One of the missions set out in this year’s International Women’s Day global campaign was to “celebrate women athletes and applaud when equality is achieved in pay, sponsorship and visibility”.
In mass participation sporting events, there has been significant advancement in gender equality over the past few years; however, numbers still remain skewed towards men. 63 percent men vs. 37 percent women in triathlon, 60 percent men vs. 40 percent women in marathons and there are even fewer female participants as the distance increases – with female participation standing at only 25 percent in ultramarathons of 100k or longer (Active.com).

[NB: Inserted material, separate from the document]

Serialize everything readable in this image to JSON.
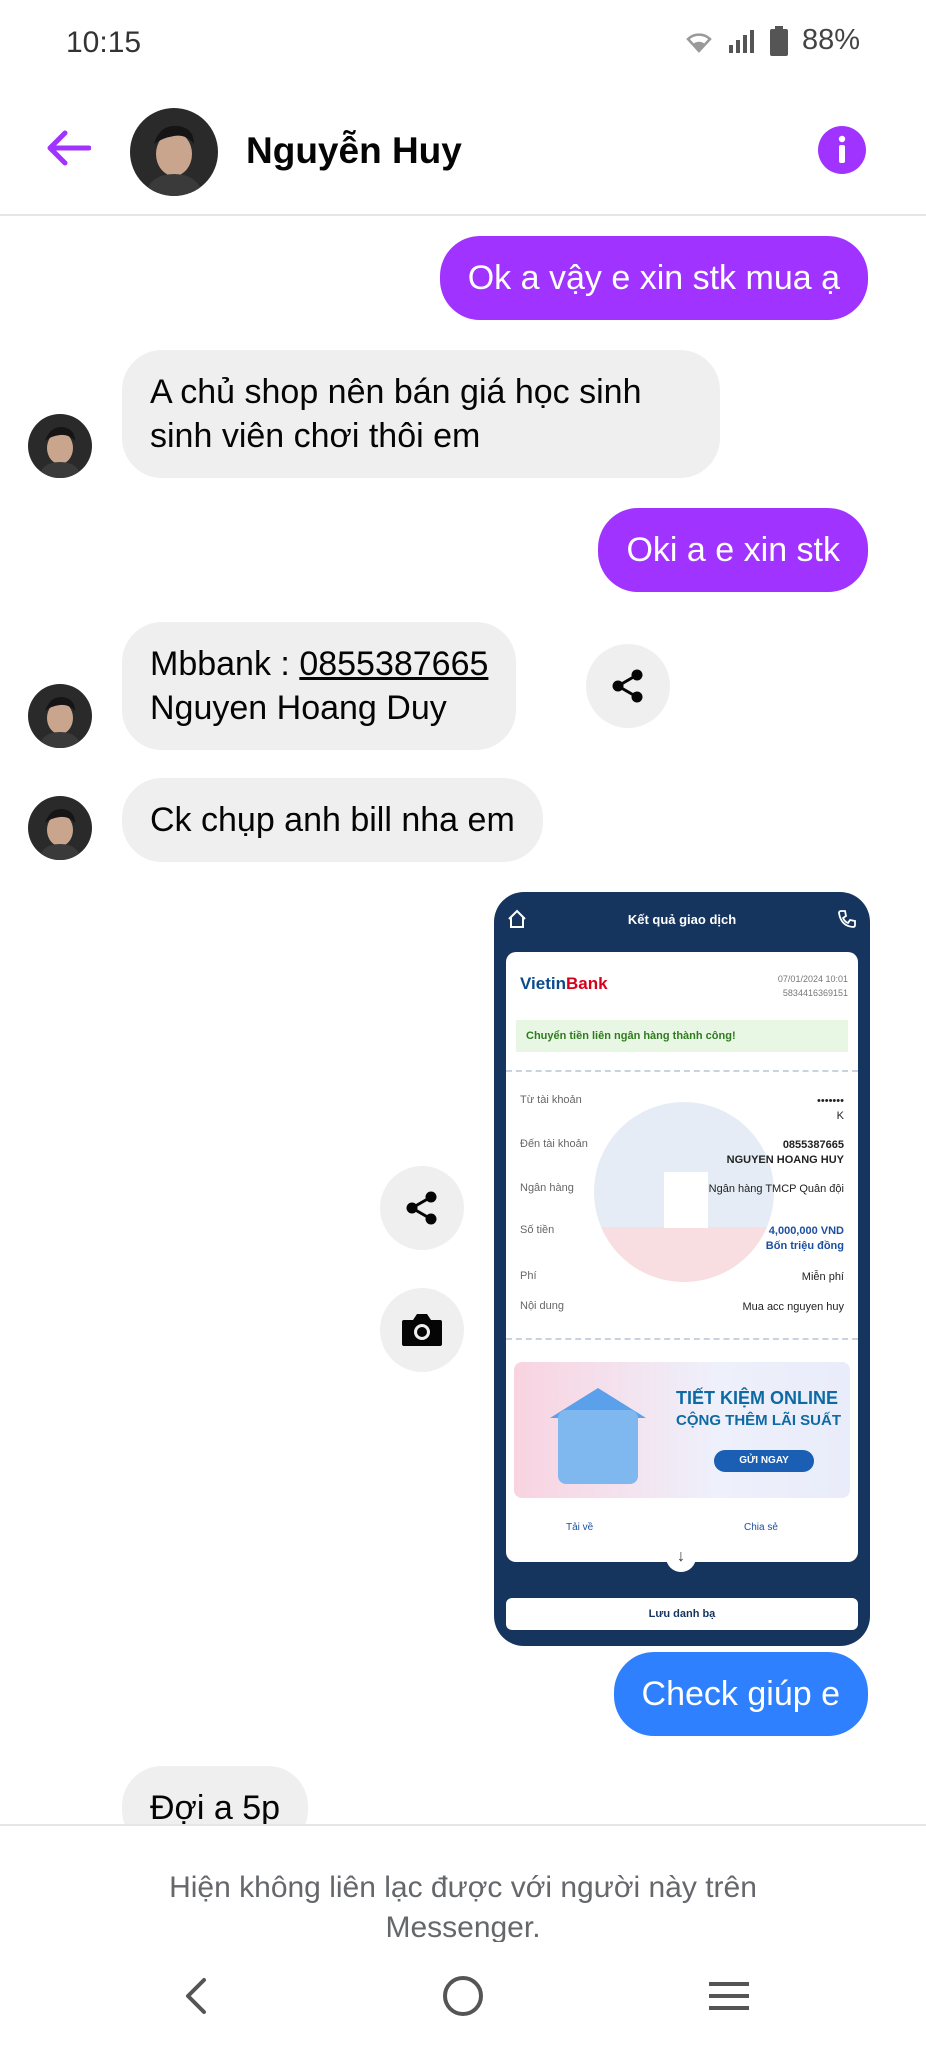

This imbalance seemingly divides opinion, with some applauding measures being put in place (e.g. additional race spots for female participants, greater performance incentives and the creation of women only events and clubs) with the aim of increasing female participation. Equally, others see the lower female participation as a lack of interest or inclination from women to take up these sports and so, believe this approach presents an unfair opportunity and encourages positive discrimination.
However, when it comes to the future of endurance sports there is one fact that remains clear – if the number of girls regularly participating in sport doesn’t increase, then we are unlikely to see equal male and female participation in endurance sport in the future. It’s reported, that by age 14 girls are dropping out of sport at twice the rate of boys (Women’s Sports Foundation). The reasons that have been identified for this drop off include discrimination, low self-esteems, lack of encouragement, inactivity amongst peers and a lack of female role models.
We’re proud that LDN Brunch Club has over 80 percent female members in the community, many of whom have joined us as they set out on their journey to train and compete in endurance sports events – including marathons. triathlons and ultra-marathons.
On International Women’s Day, we spoke with them about their experiences with sport in their teenage years. Many said they had either not liked sport at school or had enjoyed being part of various sports teams but dropped off once they left education.
We believe our female members are wonderful role models with the ability to inspire girls and young women to start or continue their own fitness/sport journey. So, we asked them – what words of advice would you give to your younger self, to encourage her to keep participating in sports?
Take a watch of the video to hear what they had to say…